“A walking running dancing 10 km long party” is how my Uncle Chris describes the Bolder Boulder. You see, the people of Boulder are about the strangest group of human beings that could possibly conglomerate in a metropolitical unit. Lining the streets on race day are burned out hippies, recyclers, tree-huggers, fraternity guys with a slip and slide, women in hula skirts, belly dancers, and more jam bands than at Lulapalooza. Chris and I flew to Colorado this Memorial Day weekend to run the 10k road race with my dad. Last year at this time they were both with me in Honduras. They had come to pick me up at the end of my year living in Tegucigalpa. We spent a week traveling, having deep conversations over deeper glasses of beer, and generally solving the world’s problems. On one stop we climbed into the tropical forest, and my Dad scared both of us. He climbed with such difficulty and had to stop so frequently that it was obvious he was not in the physical condition this sort of activity required. My dad has always had problems with his knees or his back, but when I was growing up he was the one charging ahead down the path when we backpacked, or encouraging me to make it up one more switchback as I cried out “I HAVE ASTHMA” (I was prone to drama at 12). Watching my dad struggle to make it up an easy path really made me worry…it made him worry to.
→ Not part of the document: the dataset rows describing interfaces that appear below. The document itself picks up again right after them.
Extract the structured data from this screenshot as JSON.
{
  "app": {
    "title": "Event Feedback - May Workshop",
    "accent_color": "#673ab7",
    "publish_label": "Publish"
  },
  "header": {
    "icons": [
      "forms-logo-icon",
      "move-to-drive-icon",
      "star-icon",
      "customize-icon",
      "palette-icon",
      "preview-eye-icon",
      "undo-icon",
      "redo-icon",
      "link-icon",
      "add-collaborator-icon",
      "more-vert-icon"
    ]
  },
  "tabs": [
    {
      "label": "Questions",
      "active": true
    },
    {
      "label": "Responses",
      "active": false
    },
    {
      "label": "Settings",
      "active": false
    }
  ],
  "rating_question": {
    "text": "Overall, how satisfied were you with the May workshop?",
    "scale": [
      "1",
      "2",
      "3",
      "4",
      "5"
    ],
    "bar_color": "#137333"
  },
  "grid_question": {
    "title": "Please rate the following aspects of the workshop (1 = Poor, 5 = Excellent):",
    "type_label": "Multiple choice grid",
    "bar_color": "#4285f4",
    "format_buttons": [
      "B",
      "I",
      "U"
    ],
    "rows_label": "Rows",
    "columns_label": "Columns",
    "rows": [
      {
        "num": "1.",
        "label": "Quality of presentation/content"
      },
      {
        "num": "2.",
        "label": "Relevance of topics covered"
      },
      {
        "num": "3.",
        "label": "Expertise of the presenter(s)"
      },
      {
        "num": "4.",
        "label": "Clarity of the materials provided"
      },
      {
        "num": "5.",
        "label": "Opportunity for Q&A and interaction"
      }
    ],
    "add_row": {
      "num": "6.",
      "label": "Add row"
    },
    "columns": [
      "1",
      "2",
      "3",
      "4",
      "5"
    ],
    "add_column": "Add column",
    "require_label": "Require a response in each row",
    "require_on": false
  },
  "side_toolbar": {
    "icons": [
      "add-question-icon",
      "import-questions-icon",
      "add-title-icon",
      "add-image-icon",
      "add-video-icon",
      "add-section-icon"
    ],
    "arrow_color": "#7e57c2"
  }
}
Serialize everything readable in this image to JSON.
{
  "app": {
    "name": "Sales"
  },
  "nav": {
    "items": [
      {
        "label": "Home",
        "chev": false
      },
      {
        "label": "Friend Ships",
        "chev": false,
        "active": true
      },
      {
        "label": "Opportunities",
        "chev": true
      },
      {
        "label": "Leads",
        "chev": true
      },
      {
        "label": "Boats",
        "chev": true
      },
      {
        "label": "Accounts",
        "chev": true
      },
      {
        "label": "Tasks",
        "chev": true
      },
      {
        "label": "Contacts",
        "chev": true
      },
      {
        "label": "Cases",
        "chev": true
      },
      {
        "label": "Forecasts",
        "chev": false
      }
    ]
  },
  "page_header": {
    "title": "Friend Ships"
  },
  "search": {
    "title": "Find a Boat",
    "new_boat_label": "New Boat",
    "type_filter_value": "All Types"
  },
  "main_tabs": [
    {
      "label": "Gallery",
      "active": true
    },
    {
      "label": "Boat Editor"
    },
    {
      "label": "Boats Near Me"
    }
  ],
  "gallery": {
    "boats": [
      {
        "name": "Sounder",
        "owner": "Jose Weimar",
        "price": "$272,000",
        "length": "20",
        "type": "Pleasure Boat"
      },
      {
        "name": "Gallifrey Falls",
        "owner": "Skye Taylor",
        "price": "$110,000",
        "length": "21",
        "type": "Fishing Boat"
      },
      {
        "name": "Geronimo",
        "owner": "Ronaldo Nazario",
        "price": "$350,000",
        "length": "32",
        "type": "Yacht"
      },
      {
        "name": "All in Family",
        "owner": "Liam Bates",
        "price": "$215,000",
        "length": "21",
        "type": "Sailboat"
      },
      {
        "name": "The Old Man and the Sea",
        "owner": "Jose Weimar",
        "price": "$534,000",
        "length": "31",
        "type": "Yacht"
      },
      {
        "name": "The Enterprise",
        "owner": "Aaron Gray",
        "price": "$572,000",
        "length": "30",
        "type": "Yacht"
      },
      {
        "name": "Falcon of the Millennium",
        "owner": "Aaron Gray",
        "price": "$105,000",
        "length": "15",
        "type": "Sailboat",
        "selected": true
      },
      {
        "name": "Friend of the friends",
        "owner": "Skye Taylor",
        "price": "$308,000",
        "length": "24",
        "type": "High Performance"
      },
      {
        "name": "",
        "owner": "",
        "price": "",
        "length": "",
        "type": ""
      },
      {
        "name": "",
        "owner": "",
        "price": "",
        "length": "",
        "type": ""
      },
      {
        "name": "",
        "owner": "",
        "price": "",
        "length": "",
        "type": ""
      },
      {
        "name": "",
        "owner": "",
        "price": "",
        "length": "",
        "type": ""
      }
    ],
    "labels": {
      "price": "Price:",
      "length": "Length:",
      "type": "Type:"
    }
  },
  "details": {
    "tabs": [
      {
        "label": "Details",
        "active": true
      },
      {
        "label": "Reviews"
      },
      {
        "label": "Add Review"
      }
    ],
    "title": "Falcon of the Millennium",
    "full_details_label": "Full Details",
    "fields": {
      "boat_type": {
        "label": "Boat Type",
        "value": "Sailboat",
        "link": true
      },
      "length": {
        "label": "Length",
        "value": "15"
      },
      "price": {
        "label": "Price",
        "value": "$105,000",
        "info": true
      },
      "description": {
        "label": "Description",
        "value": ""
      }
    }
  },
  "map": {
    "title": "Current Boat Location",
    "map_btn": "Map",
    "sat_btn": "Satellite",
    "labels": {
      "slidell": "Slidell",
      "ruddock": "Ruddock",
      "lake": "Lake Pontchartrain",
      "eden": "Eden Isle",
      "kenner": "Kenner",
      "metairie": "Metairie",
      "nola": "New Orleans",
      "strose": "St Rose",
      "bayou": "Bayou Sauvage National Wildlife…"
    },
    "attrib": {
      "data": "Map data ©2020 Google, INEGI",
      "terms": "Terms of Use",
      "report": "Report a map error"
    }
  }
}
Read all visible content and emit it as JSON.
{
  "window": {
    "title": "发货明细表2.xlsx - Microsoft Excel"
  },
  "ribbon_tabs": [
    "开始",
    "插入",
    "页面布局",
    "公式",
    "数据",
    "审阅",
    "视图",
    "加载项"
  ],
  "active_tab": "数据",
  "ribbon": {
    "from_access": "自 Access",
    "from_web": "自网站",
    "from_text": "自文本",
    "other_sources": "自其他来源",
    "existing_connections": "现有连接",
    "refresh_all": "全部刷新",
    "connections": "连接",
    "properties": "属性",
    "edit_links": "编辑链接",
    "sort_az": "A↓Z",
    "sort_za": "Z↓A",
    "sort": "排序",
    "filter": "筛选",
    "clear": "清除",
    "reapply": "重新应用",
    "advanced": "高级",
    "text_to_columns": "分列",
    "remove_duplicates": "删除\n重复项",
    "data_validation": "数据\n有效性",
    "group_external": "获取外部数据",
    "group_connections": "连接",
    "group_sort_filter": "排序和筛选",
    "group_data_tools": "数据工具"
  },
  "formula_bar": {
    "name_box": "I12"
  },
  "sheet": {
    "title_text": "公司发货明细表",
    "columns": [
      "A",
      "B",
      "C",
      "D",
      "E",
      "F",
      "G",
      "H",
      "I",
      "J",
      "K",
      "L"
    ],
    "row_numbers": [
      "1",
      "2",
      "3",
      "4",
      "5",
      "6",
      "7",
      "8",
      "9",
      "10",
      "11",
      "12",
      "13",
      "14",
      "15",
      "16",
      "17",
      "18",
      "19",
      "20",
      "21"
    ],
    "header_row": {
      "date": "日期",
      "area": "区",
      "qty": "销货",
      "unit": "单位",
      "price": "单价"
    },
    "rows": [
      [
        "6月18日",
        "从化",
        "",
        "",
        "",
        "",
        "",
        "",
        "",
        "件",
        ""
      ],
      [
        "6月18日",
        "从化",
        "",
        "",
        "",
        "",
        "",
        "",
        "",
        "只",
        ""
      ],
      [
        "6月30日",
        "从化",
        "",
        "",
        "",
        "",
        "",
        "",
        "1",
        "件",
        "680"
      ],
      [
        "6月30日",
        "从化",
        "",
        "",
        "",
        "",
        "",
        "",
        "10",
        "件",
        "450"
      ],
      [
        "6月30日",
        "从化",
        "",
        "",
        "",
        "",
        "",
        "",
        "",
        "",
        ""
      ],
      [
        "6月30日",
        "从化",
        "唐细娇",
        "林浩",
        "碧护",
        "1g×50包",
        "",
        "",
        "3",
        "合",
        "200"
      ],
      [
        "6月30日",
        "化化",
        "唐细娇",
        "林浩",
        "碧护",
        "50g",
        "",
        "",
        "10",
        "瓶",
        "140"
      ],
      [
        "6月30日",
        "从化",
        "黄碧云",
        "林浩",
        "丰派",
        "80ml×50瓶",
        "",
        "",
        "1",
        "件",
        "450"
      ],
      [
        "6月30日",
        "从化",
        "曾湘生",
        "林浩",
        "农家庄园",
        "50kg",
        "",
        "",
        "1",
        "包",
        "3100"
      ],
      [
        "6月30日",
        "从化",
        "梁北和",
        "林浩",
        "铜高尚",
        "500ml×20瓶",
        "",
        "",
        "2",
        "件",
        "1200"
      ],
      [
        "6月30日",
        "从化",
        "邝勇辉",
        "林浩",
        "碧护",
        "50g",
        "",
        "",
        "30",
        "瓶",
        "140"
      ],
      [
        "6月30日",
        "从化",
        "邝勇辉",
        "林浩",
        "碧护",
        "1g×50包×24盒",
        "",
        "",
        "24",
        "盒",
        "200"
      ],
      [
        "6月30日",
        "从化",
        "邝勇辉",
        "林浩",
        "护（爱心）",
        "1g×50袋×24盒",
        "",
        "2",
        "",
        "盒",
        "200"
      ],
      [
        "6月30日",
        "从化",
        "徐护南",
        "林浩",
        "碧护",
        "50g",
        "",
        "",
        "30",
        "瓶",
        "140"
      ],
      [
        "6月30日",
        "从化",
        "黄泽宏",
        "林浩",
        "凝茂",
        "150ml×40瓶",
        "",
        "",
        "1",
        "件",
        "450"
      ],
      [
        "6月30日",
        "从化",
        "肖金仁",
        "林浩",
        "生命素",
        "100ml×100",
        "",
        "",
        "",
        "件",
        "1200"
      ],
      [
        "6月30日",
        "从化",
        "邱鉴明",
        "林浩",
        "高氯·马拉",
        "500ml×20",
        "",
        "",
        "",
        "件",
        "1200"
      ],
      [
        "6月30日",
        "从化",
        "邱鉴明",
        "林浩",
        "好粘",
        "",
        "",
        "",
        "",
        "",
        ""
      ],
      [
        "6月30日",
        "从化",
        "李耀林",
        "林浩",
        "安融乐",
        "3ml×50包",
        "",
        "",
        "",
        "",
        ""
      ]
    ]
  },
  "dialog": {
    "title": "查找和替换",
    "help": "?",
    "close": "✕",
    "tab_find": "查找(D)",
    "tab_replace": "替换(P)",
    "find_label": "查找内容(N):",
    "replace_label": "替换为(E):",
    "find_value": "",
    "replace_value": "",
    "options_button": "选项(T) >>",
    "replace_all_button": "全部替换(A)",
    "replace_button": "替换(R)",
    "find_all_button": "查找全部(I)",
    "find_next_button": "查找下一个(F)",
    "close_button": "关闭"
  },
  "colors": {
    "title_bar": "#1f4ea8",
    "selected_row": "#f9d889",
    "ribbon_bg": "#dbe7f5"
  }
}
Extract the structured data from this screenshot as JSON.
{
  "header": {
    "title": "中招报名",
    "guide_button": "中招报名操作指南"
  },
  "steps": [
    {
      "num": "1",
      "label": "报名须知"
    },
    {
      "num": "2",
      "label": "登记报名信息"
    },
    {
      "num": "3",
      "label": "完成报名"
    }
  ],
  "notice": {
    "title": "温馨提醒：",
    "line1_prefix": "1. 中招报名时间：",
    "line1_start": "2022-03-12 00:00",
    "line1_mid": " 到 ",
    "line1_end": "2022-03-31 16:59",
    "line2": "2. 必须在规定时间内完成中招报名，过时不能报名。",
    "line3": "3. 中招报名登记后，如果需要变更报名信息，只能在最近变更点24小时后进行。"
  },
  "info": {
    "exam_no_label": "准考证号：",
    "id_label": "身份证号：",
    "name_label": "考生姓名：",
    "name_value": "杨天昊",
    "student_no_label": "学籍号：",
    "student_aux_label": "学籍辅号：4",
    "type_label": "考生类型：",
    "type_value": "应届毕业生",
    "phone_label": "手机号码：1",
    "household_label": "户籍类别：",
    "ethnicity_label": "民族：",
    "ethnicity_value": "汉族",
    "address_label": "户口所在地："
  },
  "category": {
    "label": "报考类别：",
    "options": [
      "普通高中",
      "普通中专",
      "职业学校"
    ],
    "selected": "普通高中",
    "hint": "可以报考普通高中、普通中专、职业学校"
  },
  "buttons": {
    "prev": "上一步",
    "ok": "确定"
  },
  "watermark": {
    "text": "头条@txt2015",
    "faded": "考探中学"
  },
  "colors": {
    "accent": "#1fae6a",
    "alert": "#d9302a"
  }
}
That night we talked about how we all needed to be in better shape. Dad particularly mentioned that he wanted to start working out. He said he wanted to be in shape for the Bolder Boulder…a 10k road race familiar to every Coloradan that happens every memorial day. Chris and I said that we’d love to run it with him the next year. Dad really started working on this goal in the fall, walking with friends, working his way up to running. This weekend we got together in Colorado and made good on the promise. AND DAD RAN!!!! Technically he ran half of the race and walked the other half, but he was walking so fast that Chris and I kept having to run to catch up with him. We finished in one and a half hours, faster than my dad had done 10k all year. “The walking running dancing 10km long party” seemed like a celebration of my dad and the work he had done to get himself back in shape. I am proud of my dad.